Lincoln and the Structure of Reason,”
Updated: August 18, 2012 6:06AM
Batavia author Dan Van Haften would like more people to read the speeches of past and present.
The co-author’s first book titled “Abraham Lincoln and the Structure of Reason,” released in 2010, is a study of how the 16th U.S. president had a system for structuring his speeches based on his knowledge of ancient Greek math.
“There have been thousands of books written on Lincoln that talk about his speeches — we wanted to figure out how he made his arguments,” Van Haften said.
“When we set out to write a book about Lincoln as a lawyer, we found he had a system. It really is a wonderful system — it allows you to present a persuasive argument in the best possible way.”
Van Haften said he sent the book to members of the U.S. Supreme Court and the White House library. In 2011, he began hearing how President Barack Obama’s speeches were incorporating Euclid’s “six elements” for establishing a proposition: enunciation, exposition, specification, construction, proof and conclusion.
Van Haften, a retired telecommunications engineer and mathematician, along with Des Moines, Iowa, lawyer David A. Hirsch, recently released an e-book titled, “Barack Obama, Abraham Lincoln and the Structure of Reason,” published by Savas Beatie Publishing. Hirsch said he analyzed 70 of Obama’s speeches, 34 of them are in the book.
“You may agree or disagree with some of President Obama’s positions, but he is presenting a logical argument for his positions, and Lincoln did the same thing,” Van Haften said.
Van Haften said Lincoln had “the best sound bites of all time” without even trying, because the structure is self-organizing and it allows time to polish the language.
“People should start reading the speeches — we want to encourage more logical discussions of the issues,” the author said.
Both transcripts and videos of speeches are posted on their website at www.the

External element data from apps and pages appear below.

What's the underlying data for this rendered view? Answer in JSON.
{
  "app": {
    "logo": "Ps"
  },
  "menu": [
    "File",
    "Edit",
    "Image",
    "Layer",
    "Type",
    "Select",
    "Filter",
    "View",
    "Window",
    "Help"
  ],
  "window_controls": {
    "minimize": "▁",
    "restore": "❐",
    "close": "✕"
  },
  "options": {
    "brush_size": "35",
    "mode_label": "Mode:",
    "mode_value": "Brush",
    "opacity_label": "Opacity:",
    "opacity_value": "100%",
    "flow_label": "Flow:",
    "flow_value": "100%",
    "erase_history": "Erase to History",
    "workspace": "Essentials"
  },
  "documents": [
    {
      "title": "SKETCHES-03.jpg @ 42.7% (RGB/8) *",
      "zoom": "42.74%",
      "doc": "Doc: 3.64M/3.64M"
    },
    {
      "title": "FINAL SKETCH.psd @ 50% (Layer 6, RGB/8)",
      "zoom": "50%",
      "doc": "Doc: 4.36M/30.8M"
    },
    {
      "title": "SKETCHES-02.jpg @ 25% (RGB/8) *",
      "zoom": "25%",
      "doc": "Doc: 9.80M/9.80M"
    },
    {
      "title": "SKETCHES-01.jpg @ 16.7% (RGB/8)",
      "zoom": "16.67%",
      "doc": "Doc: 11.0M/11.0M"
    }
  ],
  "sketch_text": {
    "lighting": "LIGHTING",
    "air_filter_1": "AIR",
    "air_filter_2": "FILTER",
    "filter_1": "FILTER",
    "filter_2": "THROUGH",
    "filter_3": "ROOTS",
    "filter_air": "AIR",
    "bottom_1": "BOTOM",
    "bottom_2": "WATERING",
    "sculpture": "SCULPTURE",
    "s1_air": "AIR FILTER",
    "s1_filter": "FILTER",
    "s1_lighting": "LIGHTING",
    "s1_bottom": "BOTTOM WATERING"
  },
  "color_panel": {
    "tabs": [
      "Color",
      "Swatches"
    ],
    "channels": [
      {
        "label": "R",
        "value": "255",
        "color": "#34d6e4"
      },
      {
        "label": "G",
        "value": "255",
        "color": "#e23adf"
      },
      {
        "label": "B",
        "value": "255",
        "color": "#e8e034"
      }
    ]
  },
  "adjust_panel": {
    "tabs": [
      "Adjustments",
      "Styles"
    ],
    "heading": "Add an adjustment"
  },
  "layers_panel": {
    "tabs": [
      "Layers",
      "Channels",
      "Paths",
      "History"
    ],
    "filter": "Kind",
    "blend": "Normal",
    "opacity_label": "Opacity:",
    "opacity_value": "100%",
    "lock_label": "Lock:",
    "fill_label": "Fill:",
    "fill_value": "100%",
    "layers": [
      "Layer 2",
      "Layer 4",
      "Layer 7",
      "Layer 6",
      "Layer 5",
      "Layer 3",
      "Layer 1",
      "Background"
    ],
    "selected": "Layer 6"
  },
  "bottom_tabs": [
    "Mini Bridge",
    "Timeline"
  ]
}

Van Haften said there’s only one sentence where Lincoln can be corrected in the Gettysburg Address: “The world will little note, nor long remember what we say here…”
“We remember — it’s the most famous speech in American history,” Van Haften said.